  • Think about visiting your local, county, or state parks. Many have trails accessible to people with disabilities; you can call ahead to ask. Sometimes, you might find a ranger or volunteer to talk to about different plants or animals along the trails. This is great social contact to break up a walk.
  • Go to a school track or playground after hours just to be outside and help your family get a mental or physical reset.
  • Get in touch with a wildlife refuge or animal breeder. Your child might get overwhelmed going to the zoo, but many private refuges or breeders will let you schedule a one-on-one visit if you call ahead.
  • You and your child can keep a notebook or log of ideas of things you like to do out of the house. That way, if you’re tired, but know you want to get out, you might grab the notebook for ideas.
  • Always have an exit plan. If your child gets tired, has a meltdown, or the activity just isn’t fun anymore, know how to leave and have a plan for getting everyone safely back to the car.
  • Remember to plan for the ride home. You’ll all be tired, maybe thirsty and hungry, and probably ready for some “alone” time. Some kids might want the excitement to continue, so it might be a good idea for you (or them) to bring easy car activities.  Gloria lets her kids bring their music and headphones in the car and always has a snack and cold water ready. 

With a little planning, there are many activities that your child can enjoy. We’ve had a lot of successes. And we’ve had some failures. But we’ve always recovered, learned something, and tried again. It’s made our children’s lives – and our own lives – much richer. Without a doubt, doing the work to make activities successful and create lifelong memories of fun together has been worth it.

After School Activities

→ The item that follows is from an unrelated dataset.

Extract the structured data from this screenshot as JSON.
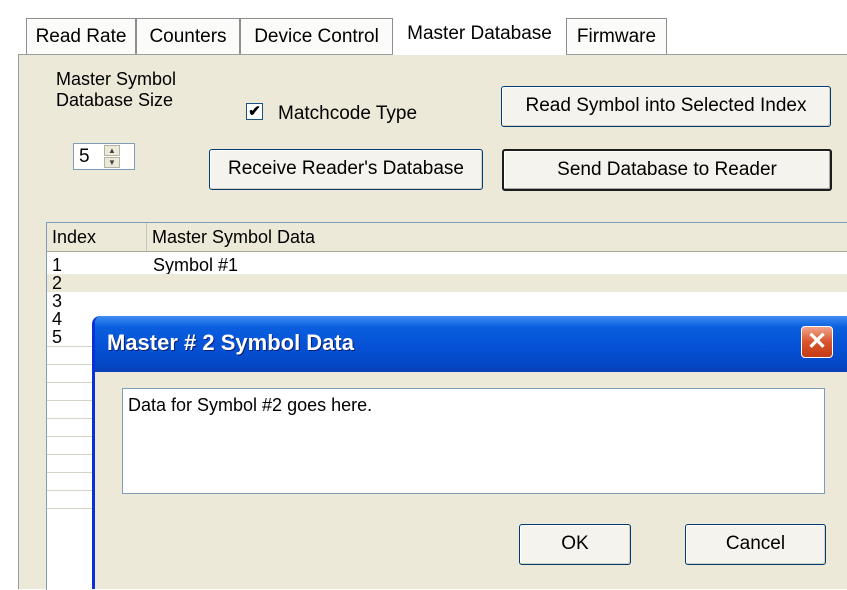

If you are looking for more ideas about where to find activities for your child, you can see our After School Activities page. It has tips for getting started with activities and how to choose one that works for your child.